* [What you are asked to do]:
Print every line below exactly as written, but leave the pictures behind.

■ ■ ■

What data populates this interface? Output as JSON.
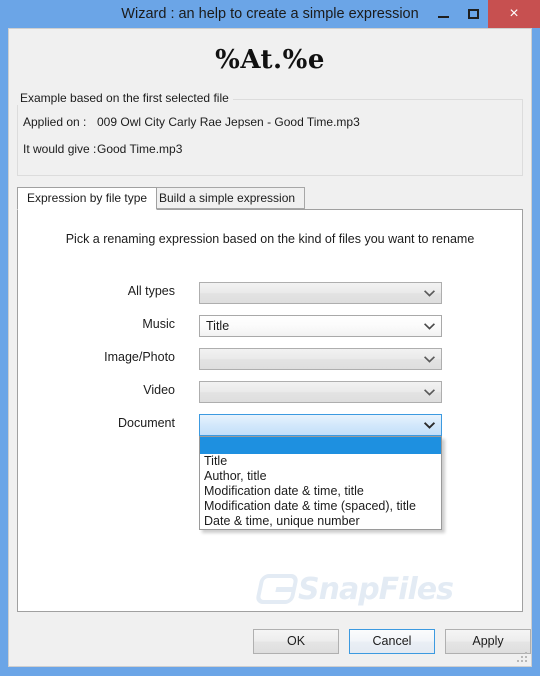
{
  "window": {
    "title": "Wizard : an help to create a simple expression",
    "minimize_label": "Minimize",
    "maximize_label": "Maximize",
    "close_label": "×",
    "titlebar_color": "#6ba5e7",
    "close_color": "#c75050"
  },
  "headline": "%At.%e",
  "example": {
    "legend": "Example based on the first selected file",
    "applied_label": "Applied on :",
    "applied_value": "009 Owl City  Carly Rae Jepsen - Good Time.mp3",
    "result_label": "It would give :",
    "result_value": "Good Time.mp3"
  },
  "tabs": [
    {
      "label": "Expression by file type",
      "active": true
    },
    {
      "label": "Build a simple expression",
      "active": false
    }
  ],
  "panel": {
    "hint": "Pick a renaming expression based on the kind of files you want to rename",
    "rows": [
      {
        "label": "All types",
        "value": "",
        "state": "disabled"
      },
      {
        "label": "Music",
        "value": "Title",
        "state": "enabled"
      },
      {
        "label": "Image/Photo",
        "value": "",
        "state": "disabled"
      },
      {
        "label": "Video",
        "value": "",
        "state": "disabled"
      },
      {
        "label": "Document",
        "value": "",
        "state": "open"
      }
    ],
    "dropdown": {
      "selected_index": 0,
      "options": [
        "",
        "Title",
        "Author, title",
        "Modification date & time, title",
        "Modification date & time (spaced), title",
        "Date & time, unique number"
      ],
      "highlight_color": "#1e90e0"
    }
  },
  "watermark": {
    "text": "SnapFiles",
    "color": "#e3ebf4"
  },
  "footer": {
    "ok_label": "OK",
    "cancel_label": "Cancel",
    "apply_label": "Apply"
  }
}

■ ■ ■

* [Solution to this problem]:
What data populates this interface? Output as JSON.
{
  "window": {
    "title": "Wizard : an help to create a simple expression",
    "minimize_label": "Minimize",
    "maximize_label": "Maximize",
    "close_label": "×",
    "titlebar_color": "#6ba5e7",
    "close_color": "#c75050"
  },
  "headline": "%At.%e",
  "example": {
    "legend": "Example based on the first selected file",
    "applied_label": "Applied on :",
    "applied_value": "009 Owl City  Carly Rae Jepsen - Good Time.mp3",
    "result_label": "It would give :",
    "result_value": "Good Time.mp3"
  },
  "tabs": [
    {
      "label": "Expression by file type",
      "active": true
    },
    {
      "label": "Build a simple expression",
      "active": false
    }
  ],
  "panel": {
    "hint": "Pick a renaming expression based on the kind of files you want to rename",
    "rows": [
      {
        "label": "All types",
        "value": "",
        "state": "disabled"
      },
      {
        "label": "Music",
        "value": "Title",
        "state": "enabled"
      },
      {
        "label": "Image/Photo",
        "value": "",
        "state": "disabled"
      },
      {
        "label": "Video",
        "value": "",
        "state": "disabled"
      },
      {
        "label": "Document",
        "value": "",
        "state": "open"
      }
    ],
    "dropdown": {
      "selected_index": 0,
      "options": [
        "",
        "Title",
        "Author, title",
        "Modification date & time, title",
        "Modification date & time (spaced), title",
        "Date & time, unique number"
      ],
      "highlight_color": "#1e90e0"
    }
  },
  "watermark": {
    "text": "SnapFiles",
    "color": "#e3ebf4"
  },
  "footer": {
    "ok_label": "OK",
    "cancel_label": "Cancel",
    "apply_label": "Apply"
  }
}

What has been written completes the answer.